BEGIN Material shown
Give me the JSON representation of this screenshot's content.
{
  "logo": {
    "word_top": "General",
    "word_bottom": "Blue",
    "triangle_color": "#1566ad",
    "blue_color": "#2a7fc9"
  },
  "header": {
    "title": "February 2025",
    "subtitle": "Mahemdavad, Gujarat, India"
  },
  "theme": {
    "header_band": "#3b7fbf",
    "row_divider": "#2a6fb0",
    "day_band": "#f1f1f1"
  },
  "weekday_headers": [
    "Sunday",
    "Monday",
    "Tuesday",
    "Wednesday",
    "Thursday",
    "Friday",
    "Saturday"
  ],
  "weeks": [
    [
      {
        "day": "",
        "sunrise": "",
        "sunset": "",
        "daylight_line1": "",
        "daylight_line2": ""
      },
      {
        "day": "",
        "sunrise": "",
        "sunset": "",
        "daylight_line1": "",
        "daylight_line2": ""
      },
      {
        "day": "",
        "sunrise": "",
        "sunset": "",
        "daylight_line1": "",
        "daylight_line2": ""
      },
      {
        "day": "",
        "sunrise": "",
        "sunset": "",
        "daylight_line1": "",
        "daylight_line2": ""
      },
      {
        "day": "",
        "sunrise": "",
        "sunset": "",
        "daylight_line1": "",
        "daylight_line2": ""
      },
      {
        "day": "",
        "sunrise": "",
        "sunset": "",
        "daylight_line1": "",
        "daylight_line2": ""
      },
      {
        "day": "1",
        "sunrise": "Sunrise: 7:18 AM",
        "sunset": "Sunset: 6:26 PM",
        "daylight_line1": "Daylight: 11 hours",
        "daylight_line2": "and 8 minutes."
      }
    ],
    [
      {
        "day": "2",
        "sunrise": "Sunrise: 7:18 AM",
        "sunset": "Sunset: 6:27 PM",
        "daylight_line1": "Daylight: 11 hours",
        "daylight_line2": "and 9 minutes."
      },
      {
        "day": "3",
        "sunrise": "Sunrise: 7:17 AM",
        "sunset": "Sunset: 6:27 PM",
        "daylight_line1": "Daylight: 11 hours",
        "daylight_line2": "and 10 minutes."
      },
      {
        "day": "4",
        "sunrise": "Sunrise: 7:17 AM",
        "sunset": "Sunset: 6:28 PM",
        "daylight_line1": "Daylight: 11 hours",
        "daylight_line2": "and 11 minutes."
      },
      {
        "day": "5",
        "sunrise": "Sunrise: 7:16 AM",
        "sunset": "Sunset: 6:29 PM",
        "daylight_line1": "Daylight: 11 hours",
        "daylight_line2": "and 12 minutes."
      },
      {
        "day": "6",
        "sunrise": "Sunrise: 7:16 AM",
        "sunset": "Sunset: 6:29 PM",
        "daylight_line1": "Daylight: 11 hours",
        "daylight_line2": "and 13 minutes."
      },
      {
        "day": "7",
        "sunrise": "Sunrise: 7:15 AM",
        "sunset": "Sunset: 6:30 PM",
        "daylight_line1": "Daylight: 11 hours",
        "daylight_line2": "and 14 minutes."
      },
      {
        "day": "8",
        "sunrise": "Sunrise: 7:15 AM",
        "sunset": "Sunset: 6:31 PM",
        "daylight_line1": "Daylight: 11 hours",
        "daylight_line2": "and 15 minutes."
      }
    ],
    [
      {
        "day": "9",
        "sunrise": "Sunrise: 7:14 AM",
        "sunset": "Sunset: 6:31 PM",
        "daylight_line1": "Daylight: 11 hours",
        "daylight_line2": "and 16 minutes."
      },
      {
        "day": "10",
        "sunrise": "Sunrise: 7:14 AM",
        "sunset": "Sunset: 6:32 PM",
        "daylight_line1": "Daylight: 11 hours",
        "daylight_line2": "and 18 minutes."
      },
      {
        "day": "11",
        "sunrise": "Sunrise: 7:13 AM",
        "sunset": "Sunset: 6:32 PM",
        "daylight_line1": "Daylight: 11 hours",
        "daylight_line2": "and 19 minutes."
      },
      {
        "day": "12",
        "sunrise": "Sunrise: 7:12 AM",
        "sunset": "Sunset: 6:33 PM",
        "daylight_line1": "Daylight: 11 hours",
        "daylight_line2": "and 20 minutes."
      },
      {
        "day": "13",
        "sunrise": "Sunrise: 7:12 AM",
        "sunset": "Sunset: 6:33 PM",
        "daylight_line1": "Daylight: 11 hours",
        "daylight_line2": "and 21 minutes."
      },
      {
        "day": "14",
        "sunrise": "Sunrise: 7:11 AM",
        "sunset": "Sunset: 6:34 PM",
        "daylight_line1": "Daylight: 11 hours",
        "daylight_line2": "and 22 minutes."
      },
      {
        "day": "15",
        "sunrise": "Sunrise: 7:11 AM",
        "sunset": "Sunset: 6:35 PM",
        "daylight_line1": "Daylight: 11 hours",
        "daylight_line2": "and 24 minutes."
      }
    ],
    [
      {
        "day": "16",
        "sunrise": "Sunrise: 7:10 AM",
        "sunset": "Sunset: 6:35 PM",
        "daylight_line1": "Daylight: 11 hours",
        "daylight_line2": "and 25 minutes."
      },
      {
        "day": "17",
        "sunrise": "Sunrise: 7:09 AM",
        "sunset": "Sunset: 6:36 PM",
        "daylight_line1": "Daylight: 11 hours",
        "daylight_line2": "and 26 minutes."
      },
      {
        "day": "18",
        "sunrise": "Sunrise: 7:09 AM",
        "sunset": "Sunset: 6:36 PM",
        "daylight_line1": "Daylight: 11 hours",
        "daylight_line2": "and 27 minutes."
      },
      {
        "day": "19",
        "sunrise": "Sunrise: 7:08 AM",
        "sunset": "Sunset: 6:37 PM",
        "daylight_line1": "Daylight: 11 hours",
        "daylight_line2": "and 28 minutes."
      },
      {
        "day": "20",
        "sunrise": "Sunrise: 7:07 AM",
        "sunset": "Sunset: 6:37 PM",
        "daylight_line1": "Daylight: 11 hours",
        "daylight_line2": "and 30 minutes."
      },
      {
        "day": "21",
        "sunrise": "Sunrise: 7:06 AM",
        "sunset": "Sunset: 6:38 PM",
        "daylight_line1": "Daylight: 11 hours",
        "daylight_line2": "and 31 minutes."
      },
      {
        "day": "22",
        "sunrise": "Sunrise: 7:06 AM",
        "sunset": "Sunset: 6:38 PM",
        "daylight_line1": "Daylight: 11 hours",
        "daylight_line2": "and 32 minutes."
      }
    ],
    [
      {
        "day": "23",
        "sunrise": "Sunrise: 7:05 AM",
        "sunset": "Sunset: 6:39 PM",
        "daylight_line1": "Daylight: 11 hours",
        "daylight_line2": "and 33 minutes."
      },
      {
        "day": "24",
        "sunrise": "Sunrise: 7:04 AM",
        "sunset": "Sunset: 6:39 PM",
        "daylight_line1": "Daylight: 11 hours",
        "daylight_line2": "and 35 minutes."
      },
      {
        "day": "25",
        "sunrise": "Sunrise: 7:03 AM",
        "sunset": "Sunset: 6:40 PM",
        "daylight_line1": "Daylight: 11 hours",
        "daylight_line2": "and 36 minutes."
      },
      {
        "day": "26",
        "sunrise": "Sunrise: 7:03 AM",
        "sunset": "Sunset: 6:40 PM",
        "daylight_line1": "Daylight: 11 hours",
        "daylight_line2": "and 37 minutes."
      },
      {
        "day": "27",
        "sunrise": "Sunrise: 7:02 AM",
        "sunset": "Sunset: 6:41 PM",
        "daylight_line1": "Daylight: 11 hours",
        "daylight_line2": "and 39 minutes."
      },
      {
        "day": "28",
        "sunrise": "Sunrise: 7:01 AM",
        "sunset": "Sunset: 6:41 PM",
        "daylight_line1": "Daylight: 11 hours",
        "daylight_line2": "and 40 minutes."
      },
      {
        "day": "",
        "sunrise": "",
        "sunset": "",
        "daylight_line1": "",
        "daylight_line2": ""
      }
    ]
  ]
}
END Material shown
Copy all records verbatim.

* Answer for this exercise *
Give me the JSON representation of this screenshot's content.
{
  "logo": {
    "word_top": "General",
    "word_bottom": "Blue",
    "triangle_color": "#1566ad",
    "blue_color": "#2a7fc9"
  },
  "header": {
    "title": "February 2025",
    "subtitle": "Mahemdavad, Gujarat, India"
  },
  "theme": {
    "header_band": "#3b7fbf",
    "row_divider": "#2a6fb0",
    "day_band": "#f1f1f1"
  },
  "weekday_headers": [
    "Sunday",
    "Monday",
    "Tuesday",
    "Wednesday",
    "Thursday",
    "Friday",
    "Saturday"
  ],
  "weeks": [
    [
      {
        "day": "",
        "sunrise": "",
        "sunset": "",
        "daylight_line1": "",
        "daylight_line2": ""
      },
      {
        "day": "",
        "sunrise": "",
        "sunset": "",
        "daylight_line1": "",
        "daylight_line2": ""
      },
      {
        "day": "",
        "sunrise": "",
        "sunset": "",
        "daylight_line1": "",
        "daylight_line2": ""
      },
      {
        "day": "",
        "sunrise": "",
        "sunset": "",
        "daylight_line1": "",
        "daylight_line2": ""
      },
      {
        "day": "",
        "sunrise": "",
        "sunset": "",
        "daylight_line1": "",
        "daylight_line2": ""
      },
      {
        "day": "",
        "sunrise": "",
        "sunset": "",
        "daylight_line1": "",
        "daylight_line2": ""
      },
      {
        "day": "1",
        "sunrise": "Sunrise: 7:18 AM",
        "sunset": "Sunset: 6:26 PM",
        "daylight_line1": "Daylight: 11 hours",
        "daylight_line2": "and 8 minutes."
      }
    ],
    [
      {
        "day": "2",
        "sunrise": "Sunrise: 7:18 AM",
        "sunset": "Sunset: 6:27 PM",
        "daylight_line1": "Daylight: 11 hours",
        "daylight_line2": "and 9 minutes."
      },
      {
        "day": "3",
        "sunrise": "Sunrise: 7:17 AM",
        "sunset": "Sunset: 6:27 PM",
        "daylight_line1": "Daylight: 11 hours",
        "daylight_line2": "and 10 minutes."
      },
      {
        "day": "4",
        "sunrise": "Sunrise: 7:17 AM",
        "sunset": "Sunset: 6:28 PM",
        "daylight_line1": "Daylight: 11 hours",
        "daylight_line2": "and 11 minutes."
      },
      {
        "day": "5",
        "sunrise": "Sunrise: 7:16 AM",
        "sunset": "Sunset: 6:29 PM",
        "daylight_line1": "Daylight: 11 hours",
        "daylight_line2": "and 12 minutes."
      },
      {
        "day": "6",
        "sunrise": "Sunrise: 7:16 AM",
        "sunset": "Sunset: 6:29 PM",
        "daylight_line1": "Daylight: 11 hours",
        "daylight_line2": "and 13 minutes."
      },
      {
        "day": "7",
        "sunrise": "Sunrise: 7:15 AM",
        "sunset": "Sunset: 6:30 PM",
        "daylight_line1": "Daylight: 11 hours",
        "daylight_line2": "and 14 minutes."
      },
      {
        "day": "8",
        "sunrise": "Sunrise: 7:15 AM",
        "sunset": "Sunset: 6:31 PM",
        "daylight_line1": "Daylight: 11 hours",
        "daylight_line2": "and 15 minutes."
      }
    ],
    [
      {
        "day": "9",
        "sunrise": "Sunrise: 7:14 AM",
        "sunset": "Sunset: 6:31 PM",
        "daylight_line1": "Daylight: 11 hours",
        "daylight_line2": "and 16 minutes."
      },
      {
        "day": "10",
        "sunrise": "Sunrise: 7:14 AM",
        "sunset": "Sunset: 6:32 PM",
        "daylight_line1": "Daylight: 11 hours",
        "daylight_line2": "and 18 minutes."
      },
      {
        "day": "11",
        "sunrise": "Sunrise: 7:13 AM",
        "sunset": "Sunset: 6:32 PM",
        "daylight_line1": "Daylight: 11 hours",
        "daylight_line2": "and 19 minutes."
      },
      {
        "day": "12",
        "sunrise": "Sunrise: 7:12 AM",
        "sunset": "Sunset: 6:33 PM",
        "daylight_line1": "Daylight: 11 hours",
        "daylight_line2": "and 20 minutes."
      },
      {
        "day": "13",
        "sunrise": "Sunrise: 7:12 AM",
        "sunset": "Sunset: 6:33 PM",
        "daylight_line1": "Daylight: 11 hours",
        "daylight_line2": "and 21 minutes."
      },
      {
        "day": "14",
        "sunrise": "Sunrise: 7:11 AM",
        "sunset": "Sunset: 6:34 PM",
        "daylight_line1": "Daylight: 11 hours",
        "daylight_line2": "and 22 minutes."
      },
      {
        "day": "15",
        "sunrise": "Sunrise: 7:11 AM",
        "sunset": "Sunset: 6:35 PM",
        "daylight_line1": "Daylight: 11 hours",
        "daylight_line2": "and 24 minutes."
      }
    ],
    [
      {
        "day": "16",
        "sunrise": "Sunrise: 7:10 AM",
        "sunset": "Sunset: 6:35 PM",
        "daylight_line1": "Daylight: 11 hours",
        "daylight_line2": "and 25 minutes."
      },
      {
        "day": "17",
        "sunrise": "Sunrise: 7:09 AM",
        "sunset": "Sunset: 6:36 PM",
        "daylight_line1": "Daylight: 11 hours",
        "daylight_line2": "and 26 minutes."
      },
      {
        "day": "18",
        "sunrise": "Sunrise: 7:09 AM",
        "sunset": "Sunset: 6:36 PM",
        "daylight_line1": "Daylight: 11 hours",
        "daylight_line2": "and 27 minutes."
      },
      {
        "day": "19",
        "sunrise": "Sunrise: 7:08 AM",
        "sunset": "Sunset: 6:37 PM",
        "daylight_line1": "Daylight: 11 hours",
        "daylight_line2": "and 28 minutes."
      },
      {
        "day": "20",
        "sunrise": "Sunrise: 7:07 AM",
        "sunset": "Sunset: 6:37 PM",
        "daylight_line1": "Daylight: 11 hours",
        "daylight_line2": "and 30 minutes."
      },
      {
        "day": "21",
        "sunrise": "Sunrise: 7:06 AM",
        "sunset": "Sunset: 6:38 PM",
        "daylight_line1": "Daylight: 11 hours",
        "daylight_line2": "and 31 minutes."
      },
      {
        "day": "22",
        "sunrise": "Sunrise: 7:06 AM",
        "sunset": "Sunset: 6:38 PM",
        "daylight_line1": "Daylight: 11 hours",
        "daylight_line2": "and 32 minutes."
      }
    ],
    [
      {
        "day": "23",
        "sunrise": "Sunrise: 7:05 AM",
        "sunset": "Sunset: 6:39 PM",
        "daylight_line1": "Daylight: 11 hours",
        "daylight_line2": "and 33 minutes."
      },
      {
        "day": "24",
        "sunrise": "Sunrise: 7:04 AM",
        "sunset": "Sunset: 6:39 PM",
        "daylight_line1": "Daylight: 11 hours",
        "daylight_line2": "and 35 minutes."
      },
      {
        "day": "25",
        "sunrise": "Sunrise: 7:03 AM",
        "sunset": "Sunset: 6:40 PM",
        "daylight_line1": "Daylight: 11 hours",
        "daylight_line2": "and 36 minutes."
      },
      {
        "day": "26",
        "sunrise": "Sunrise: 7:03 AM",
        "sunset": "Sunset: 6:40 PM",
        "daylight_line1": "Daylight: 11 hours",
        "daylight_line2": "and 37 minutes."
      },
      {
        "day": "27",
        "sunrise": "Sunrise: 7:02 AM",
        "sunset": "Sunset: 6:41 PM",
        "daylight_line1": "Daylight: 11 hours",
        "daylight_line2": "and 39 minutes."
      },
      {
        "day": "28",
        "sunrise": "Sunrise: 7:01 AM",
        "sunset": "Sunset: 6:41 PM",
        "daylight_line1": "Daylight: 11 hours",
        "daylight_line2": "and 40 minutes."
      },
      {
        "day": "",
        "sunrise": "",
        "sunset": "",
        "daylight_line1": "",
        "daylight_line2": ""
      }
    ]
  ]
}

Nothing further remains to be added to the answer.